• RESTAURANT AUBERGINE @ SABOR A PASSION: By reservation only, the meals are elegant and delicious; the bucolic setting is as if in an English country garden, but the chef is from New Zealand. About three miles north of Palestine.
• SHEP’S BBQ. A long-standing Palestine institution proving that a black guy can cook as well or better than a beer-bellied country redneck. The excellent fried catfish on weekends will get your cholesterol levels to the point where even I can’t help you, and the Hercules sandwich is a house specialty you’ll still remember when you go home, licking your wounds and your fingers. The only thing that makes this place suck is that too many lawyers eat here.
• GIOVONNI’S. An overlooked Italian eatery. Good pasta. Their appetizer calamari is always exquisitely cooked. The best homemade rolls in town go well with their olive oil dip.
• LITTLE MEXICO. Family oriented Tex-Mex with no alcohol. (This probably rules out a visit for most of you.) Perhaps the most popular, long standing restaurant in the town.
• DON MARIOS. EL TORO. These are both good standard Tex-Mex joints with fine margaritas.

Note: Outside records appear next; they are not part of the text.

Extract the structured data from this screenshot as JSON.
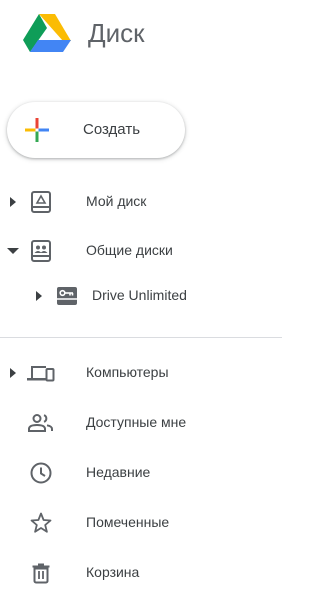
{
  "header": {
    "app_title": "Диск",
    "logo_icon": "google-drive-logo"
  },
  "create_button": {
    "label": "Создать",
    "icon": "plus-icon",
    "colors": [
      "#4285f4",
      "#ea4335",
      "#fbbc04",
      "#34a853"
    ]
  },
  "nav": {
    "items": [
      {
        "label": "Мой диск",
        "icon": "my-drive-icon",
        "expand_state": "collapsed"
      },
      {
        "label": "Общие диски",
        "icon": "shared-drives-icon",
        "expand_state": "expanded"
      },
      {
        "label": "Drive Unlimited",
        "icon": "shared-drive-icon",
        "expand_state": "collapsed"
      },
      {
        "label": "Компьютеры",
        "icon": "computers-icon",
        "expand_state": "collapsed"
      },
      {
        "label": "Доступные мне",
        "icon": "shared-with-me-icon"
      },
      {
        "label": "Недавние",
        "icon": "recent-clock-icon"
      },
      {
        "label": "Помеченные",
        "icon": "star-icon"
      },
      {
        "label": "Корзина",
        "icon": "trash-icon"
      }
    ]
  },
  "colors": {
    "icon": "#5f6368",
    "text": "#3c4043",
    "divider": "#dadce0"
  }
}
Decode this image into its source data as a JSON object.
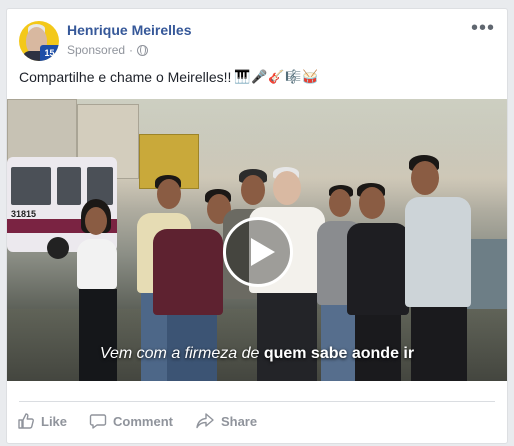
{
  "post": {
    "author": "Henrique Meirelles",
    "sponsored_label": "Sponsored",
    "sponsored_separator": "·",
    "avatar_badge": "15",
    "more_label": "•••",
    "message": "Compartilhe e chame o Meirelles!!",
    "message_emojis": [
      "piano-emoji",
      "microphone-emoji",
      "guitar-emoji",
      "musical-score-emoji",
      "drum-emoji"
    ],
    "video": {
      "caption_prefix": "Vem com a firmeza de ",
      "caption_bold": "quem sabe aonde ir",
      "bus_number": "31815"
    }
  },
  "actions": {
    "like": "Like",
    "comment": "Comment",
    "share": "Share"
  },
  "colors": {
    "link": "#365899",
    "muted": "#90949c",
    "badge_bg": "#1e4ea8",
    "avatar_bg": "#f3c81a"
  }
}
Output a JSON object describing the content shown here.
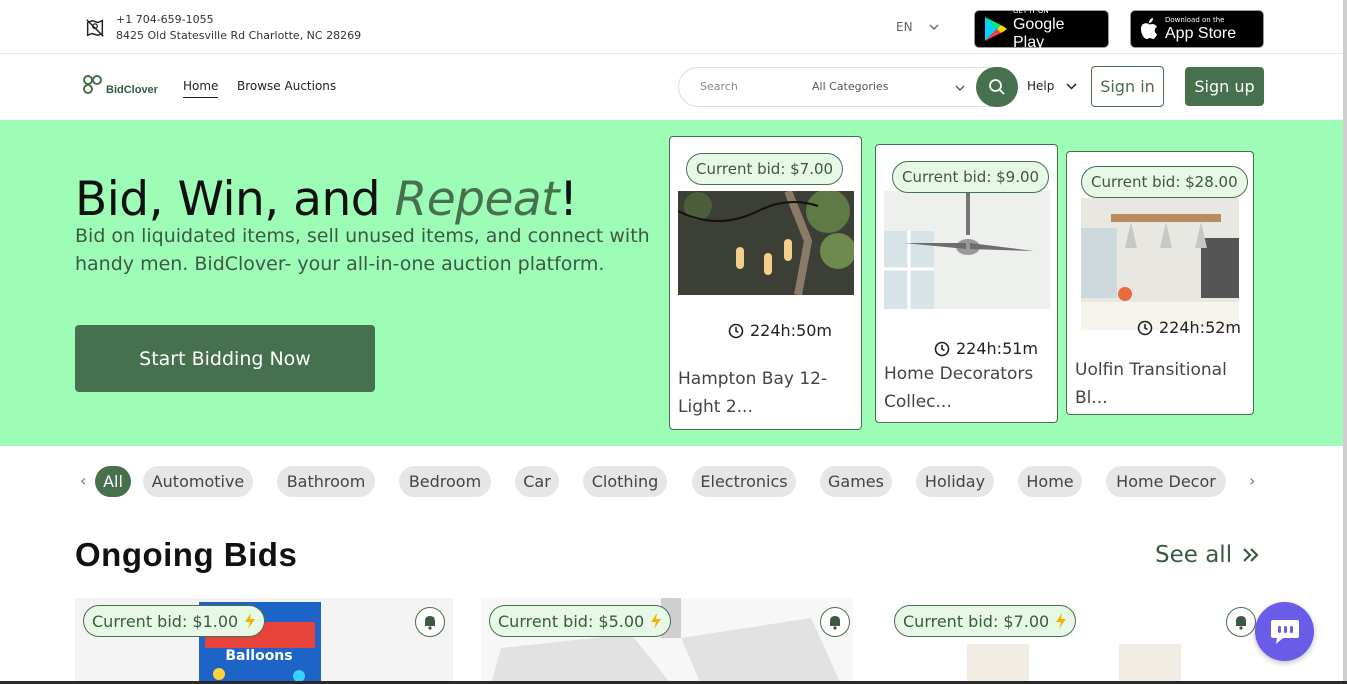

The fajitas at El Toro are mighty fine.
• TAQUERIA SAN LUIS: Simple, good Mex-Mex. Nothing fancy about the place, but the tacos are dependably good.
• PADRINOS: Out of the way in Fairfield, TX, about 25 minutes from the BigWoods, 30 minutes from Palestine. An unheralded treasure, hidden in a crappy looking strip mall. The pizzas are awfully good, but their veal is to kill for, rivaling anything you would find in the Little Italys of the metropolitan world, my favorite being the veal-con-fungi.
• PINT & BARREL: An artisan beer hall with especially good comfort food suitable for the Pillsbury Dough Boy. Their Rueben fries are my favorite, partly because, if companioned with a large glass of water with very high counts of coliform bacteria, they are non-fatting. The breezy outdoor back porch will be a lovely place in October to discuss how much better your dog has performed than the person’s across the table. You’ll get better at this the more 10% German beer you guzzle. (Unfortunately, if your dog flamed out, they don’t serve whiskey.)
• ERNIE’S PHARM: Way out again in Buffalo, TX, 30 minutes from Palestine. Hands down, the best redneck slathered-in-white-gravy chicken fried steak in a three-county area. A taste of this dish will get some of the prim & proper out of you overly well-mannered mid-westerners; however, if yall learn to say yall, then you can skip this. But, then, again, when in Rome do as … The stupid name derives from the fact that the owner was a pharmacist and didn’t know how to farm.
• THE TENNESSEE COLONY GENERAL STORE. Seven minutes from The BigWoods, opening at 6 AM, serving good hot breakfasts and fine grill lunches. As you pass by on your drive out to the Master National grounds, good hot biscuits, scrambled eggs and sausage will do wonders for your hangover. Not open on Sundays.
• RUMPS BBQ. Known far and wide for the best pork ribs in the area. Normally their deep fryers are dedicated only to their mighty good fried catfish, but if you can get them to cook them for you, their onion rings are worth the special-order hassle. And their gross sounding strawberry cake is truly special. This is my culinary-school-graduate-daughter’s favorite restaurant in the area. Usually just a lunch watering hole, open for dinner on Fridays and Saturdays only. If you eat here just once and don’t have their ribs, you are a fool.
• CAPITAL GAINES, SOUTHERN SPIRITS, THE ROUNDHOUSE, FOOTS’ LIQUORS … any liquor store. These places are essential to helping you cope when your dog is running under one of those judges whom, if he had another eye, would be a Cyclops.